Please set down the entries below once more, exactly.

== Segment start ==

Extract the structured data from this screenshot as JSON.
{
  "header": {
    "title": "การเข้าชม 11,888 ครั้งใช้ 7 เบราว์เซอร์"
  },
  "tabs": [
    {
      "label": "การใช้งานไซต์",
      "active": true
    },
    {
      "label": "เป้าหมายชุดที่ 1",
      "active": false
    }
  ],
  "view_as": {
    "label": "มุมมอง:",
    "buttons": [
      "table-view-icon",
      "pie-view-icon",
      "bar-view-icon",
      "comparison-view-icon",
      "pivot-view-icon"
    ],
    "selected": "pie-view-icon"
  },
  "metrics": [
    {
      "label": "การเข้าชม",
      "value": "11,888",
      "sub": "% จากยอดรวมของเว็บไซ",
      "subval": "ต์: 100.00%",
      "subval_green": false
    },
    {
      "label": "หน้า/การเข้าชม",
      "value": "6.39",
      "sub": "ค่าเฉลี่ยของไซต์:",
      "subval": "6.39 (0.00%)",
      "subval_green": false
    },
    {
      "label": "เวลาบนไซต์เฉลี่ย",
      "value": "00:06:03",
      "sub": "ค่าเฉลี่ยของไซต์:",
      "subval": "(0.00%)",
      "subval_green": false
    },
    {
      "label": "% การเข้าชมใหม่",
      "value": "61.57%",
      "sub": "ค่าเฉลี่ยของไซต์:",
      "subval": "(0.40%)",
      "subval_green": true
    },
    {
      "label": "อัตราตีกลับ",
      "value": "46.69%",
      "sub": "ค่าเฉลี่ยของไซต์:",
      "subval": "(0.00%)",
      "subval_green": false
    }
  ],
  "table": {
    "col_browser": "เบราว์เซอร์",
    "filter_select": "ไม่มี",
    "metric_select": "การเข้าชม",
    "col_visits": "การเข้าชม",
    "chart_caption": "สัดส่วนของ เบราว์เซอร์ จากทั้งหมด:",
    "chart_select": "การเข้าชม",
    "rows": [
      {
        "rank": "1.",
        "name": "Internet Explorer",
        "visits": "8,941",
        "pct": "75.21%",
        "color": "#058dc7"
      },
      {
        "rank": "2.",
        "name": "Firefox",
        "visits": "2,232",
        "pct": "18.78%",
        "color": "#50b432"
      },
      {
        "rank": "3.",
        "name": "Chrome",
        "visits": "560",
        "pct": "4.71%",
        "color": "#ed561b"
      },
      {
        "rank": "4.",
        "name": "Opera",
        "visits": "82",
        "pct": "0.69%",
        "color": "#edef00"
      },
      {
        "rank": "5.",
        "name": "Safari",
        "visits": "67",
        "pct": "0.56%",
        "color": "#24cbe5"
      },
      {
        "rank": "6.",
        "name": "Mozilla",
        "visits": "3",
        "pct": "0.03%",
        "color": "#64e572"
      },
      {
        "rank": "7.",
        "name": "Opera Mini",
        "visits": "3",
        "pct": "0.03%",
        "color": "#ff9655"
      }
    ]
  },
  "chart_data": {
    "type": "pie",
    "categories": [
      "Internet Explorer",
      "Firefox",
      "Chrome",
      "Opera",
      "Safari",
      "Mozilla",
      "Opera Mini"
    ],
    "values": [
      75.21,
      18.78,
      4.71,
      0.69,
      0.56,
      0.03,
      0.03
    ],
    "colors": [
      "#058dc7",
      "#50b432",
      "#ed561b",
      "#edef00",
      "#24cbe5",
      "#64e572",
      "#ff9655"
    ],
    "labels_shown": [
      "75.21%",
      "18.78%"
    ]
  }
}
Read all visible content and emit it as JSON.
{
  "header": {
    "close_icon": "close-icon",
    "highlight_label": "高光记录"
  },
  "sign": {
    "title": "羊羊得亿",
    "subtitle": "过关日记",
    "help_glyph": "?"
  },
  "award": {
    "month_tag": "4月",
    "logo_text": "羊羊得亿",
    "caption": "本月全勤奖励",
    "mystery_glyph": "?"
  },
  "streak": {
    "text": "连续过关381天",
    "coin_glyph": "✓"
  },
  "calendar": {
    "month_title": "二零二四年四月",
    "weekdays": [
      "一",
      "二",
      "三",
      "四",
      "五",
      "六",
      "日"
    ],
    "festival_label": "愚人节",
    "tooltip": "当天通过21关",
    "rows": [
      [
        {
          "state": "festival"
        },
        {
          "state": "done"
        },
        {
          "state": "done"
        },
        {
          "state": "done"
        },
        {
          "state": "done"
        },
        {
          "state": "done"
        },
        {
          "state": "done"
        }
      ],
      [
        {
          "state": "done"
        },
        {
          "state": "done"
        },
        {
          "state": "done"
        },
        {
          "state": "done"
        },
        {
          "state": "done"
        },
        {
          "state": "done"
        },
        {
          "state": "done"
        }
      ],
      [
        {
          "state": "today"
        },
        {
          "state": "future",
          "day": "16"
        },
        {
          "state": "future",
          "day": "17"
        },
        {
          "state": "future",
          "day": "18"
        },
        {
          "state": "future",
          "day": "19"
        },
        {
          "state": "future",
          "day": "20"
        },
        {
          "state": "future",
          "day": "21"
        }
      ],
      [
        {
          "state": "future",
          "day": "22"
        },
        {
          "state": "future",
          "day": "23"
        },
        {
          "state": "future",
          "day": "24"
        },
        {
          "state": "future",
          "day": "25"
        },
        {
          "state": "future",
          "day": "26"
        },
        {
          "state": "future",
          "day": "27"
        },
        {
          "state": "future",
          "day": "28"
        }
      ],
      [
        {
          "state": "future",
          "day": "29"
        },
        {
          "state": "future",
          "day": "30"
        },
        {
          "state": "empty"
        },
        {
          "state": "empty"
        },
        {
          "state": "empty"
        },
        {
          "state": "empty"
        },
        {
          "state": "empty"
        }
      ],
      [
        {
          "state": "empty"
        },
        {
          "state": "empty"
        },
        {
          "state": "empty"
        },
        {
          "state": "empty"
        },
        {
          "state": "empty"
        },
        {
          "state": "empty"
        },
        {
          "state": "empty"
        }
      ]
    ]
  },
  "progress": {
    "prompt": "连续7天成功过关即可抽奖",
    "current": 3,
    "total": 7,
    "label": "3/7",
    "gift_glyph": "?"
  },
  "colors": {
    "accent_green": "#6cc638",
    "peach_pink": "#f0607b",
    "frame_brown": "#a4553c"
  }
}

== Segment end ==

# EXERCISE SOLUTION
Extract the structured data from this screenshot as JSON.
{
  "header": {
    "title": "การเข้าชม 11,888 ครั้งใช้ 7 เบราว์เซอร์"
  },
  "tabs": [
    {
      "label": "การใช้งานไซต์",
      "active": true
    },
    {
      "label": "เป้าหมายชุดที่ 1",
      "active": false
    }
  ],
  "view_as": {
    "label": "มุมมอง:",
    "buttons": [
      "table-view-icon",
      "pie-view-icon",
      "bar-view-icon",
      "comparison-view-icon",
      "pivot-view-icon"
    ],
    "selected": "pie-view-icon"
  },
  "metrics": [
    {
      "label": "การเข้าชม",
      "value": "11,888",
      "sub": "% จากยอดรวมของเว็บไซ",
      "subval": "ต์: 100.00%",
      "subval_green": false
    },
    {
      "label": "หน้า/การเข้าชม",
      "value": "6.39",
      "sub": "ค่าเฉลี่ยของไซต์:",
      "subval": "6.39 (0.00%)",
      "subval_green": false
    },
    {
      "label": "เวลาบนไซต์เฉลี่ย",
      "value": "00:06:03",
      "sub": "ค่าเฉลี่ยของไซต์:",
      "subval": "(0.00%)",
      "subval_green": false
    },
    {
      "label": "% การเข้าชมใหม่",
      "value": "61.57%",
      "sub": "ค่าเฉลี่ยของไซต์:",
      "subval": "(0.40%)",
      "subval_green": true
    },
    {
      "label": "อัตราตีกลับ",
      "value": "46.69%",
      "sub": "ค่าเฉลี่ยของไซต์:",
      "subval": "(0.00%)",
      "subval_green": false
    }
  ],
  "table": {
    "col_browser": "เบราว์เซอร์",
    "filter_select": "ไม่มี",
    "metric_select": "การเข้าชม",
    "col_visits": "การเข้าชม",
    "chart_caption": "สัดส่วนของ เบราว์เซอร์ จากทั้งหมด:",
    "chart_select": "การเข้าชม",
    "rows": [
      {
        "rank": "1.",
        "name": "Internet Explorer",
        "visits": "8,941",
        "pct": "75.21%",
        "color": "#058dc7"
      },
      {
        "rank": "2.",
        "name": "Firefox",
        "visits": "2,232",
        "pct": "18.78%",
        "color": "#50b432"
      },
      {
        "rank": "3.",
        "name": "Chrome",
        "visits": "560",
        "pct": "4.71%",
        "color": "#ed561b"
      },
      {
        "rank": "4.",
        "name": "Opera",
        "visits": "82",
        "pct": "0.69%",
        "color": "#edef00"
      },
      {
        "rank": "5.",
        "name": "Safari",
        "visits": "67",
        "pct": "0.56%",
        "color": "#24cbe5"
      },
      {
        "rank": "6.",
        "name": "Mozilla",
        "visits": "3",
        "pct": "0.03%",
        "color": "#64e572"
      },
      {
        "rank": "7.",
        "name": "Opera Mini",
        "visits": "3",
        "pct": "0.03%",
        "color": "#ff9655"
      }
    ]
  },
  "chart_data": {
    "type": "pie",
    "categories": [
      "Internet Explorer",
      "Firefox",
      "Chrome",
      "Opera",
      "Safari",
      "Mozilla",
      "Opera Mini"
    ],
    "values": [
      75.21,
      18.78,
      4.71,
      0.69,
      0.56,
      0.03,
      0.03
    ],
    "colors": [
      "#058dc7",
      "#50b432",
      "#ed561b",
      "#edef00",
      "#24cbe5",
      "#64e572",
      "#ff9655"
    ],
    "labels_shown": [
      "75.21%",
      "18.78%"
    ]
  }
}
Read all visible content and emit it as JSON.
{
  "header": {
    "close_icon": "close-icon",
    "highlight_label": "高光记录"
  },
  "sign": {
    "title": "羊羊得亿",
    "subtitle": "过关日记",
    "help_glyph": "?"
  },
  "award": {
    "month_tag": "4月",
    "logo_text": "羊羊得亿",
    "caption": "本月全勤奖励",
    "mystery_glyph": "?"
  },
  "streak": {
    "text": "连续过关381天",
    "coin_glyph": "✓"
  },
  "calendar": {
    "month_title": "二零二四年四月",
    "weekdays": [
      "一",
      "二",
      "三",
      "四",
      "五",
      "六",
      "日"
    ],
    "festival_label": "愚人节",
    "tooltip": "当天通过21关",
    "rows": [
      [
        {
          "state": "festival"
        },
        {
          "state": "done"
        },
        {
          "state": "done"
        },
        {
          "state": "done"
        },
        {
          "state": "done"
        },
        {
          "state": "done"
        },
        {
          "state": "done"
        }
      ],
      [
        {
          "state": "done"
        },
        {
          "state": "done"
        },
        {
          "state": "done"
        },
        {
          "state": "done"
        },
        {
          "state": "done"
        },
        {
          "state": "done"
        },
        {
          "state": "done"
        }
      ],
      [
        {
          "state": "today"
        },
        {
          "state": "future",
          "day": "16"
        },
        {
          "state": "future",
          "day": "17"
        },
        {
          "state": "future",
          "day": "18"
        },
        {
          "state": "future",
          "day": "19"
        },
        {
          "state": "future",
          "day": "20"
        },
        {
          "state": "future",
          "day": "21"
        }
      ],
      [
        {
          "state": "future",
          "day": "22"
        },
        {
          "state": "future",
          "day": "23"
        },
        {
          "state": "future",
          "day": "24"
        },
        {
          "state": "future",
          "day": "25"
        },
        {
          "state": "future",
          "day": "26"
        },
        {
          "state": "future",
          "day": "27"
        },
        {
          "state": "future",
          "day": "28"
        }
      ],
      [
        {
          "state": "future",
          "day": "29"
        },
        {
          "state": "future",
          "day": "30"
        },
        {
          "state": "empty"
        },
        {
          "state": "empty"
        },
        {
          "state": "empty"
        },
        {
          "state": "empty"
        },
        {
          "state": "empty"
        }
      ],
      [
        {
          "state": "empty"
        },
        {
          "state": "empty"
        },
        {
          "state": "empty"
        },
        {
          "state": "empty"
        },
        {
          "state": "empty"
        },
        {
          "state": "empty"
        },
        {
          "state": "empty"
        }
      ]
    ]
  },
  "progress": {
    "prompt": "连续7天成功过关即可抽奖",
    "current": 3,
    "total": 7,
    "label": "3/7",
    "gift_glyph": "?"
  },
  "colors": {
    "accent_green": "#6cc638",
    "peach_pink": "#f0607b",
    "frame_brown": "#a4553c"
  }
}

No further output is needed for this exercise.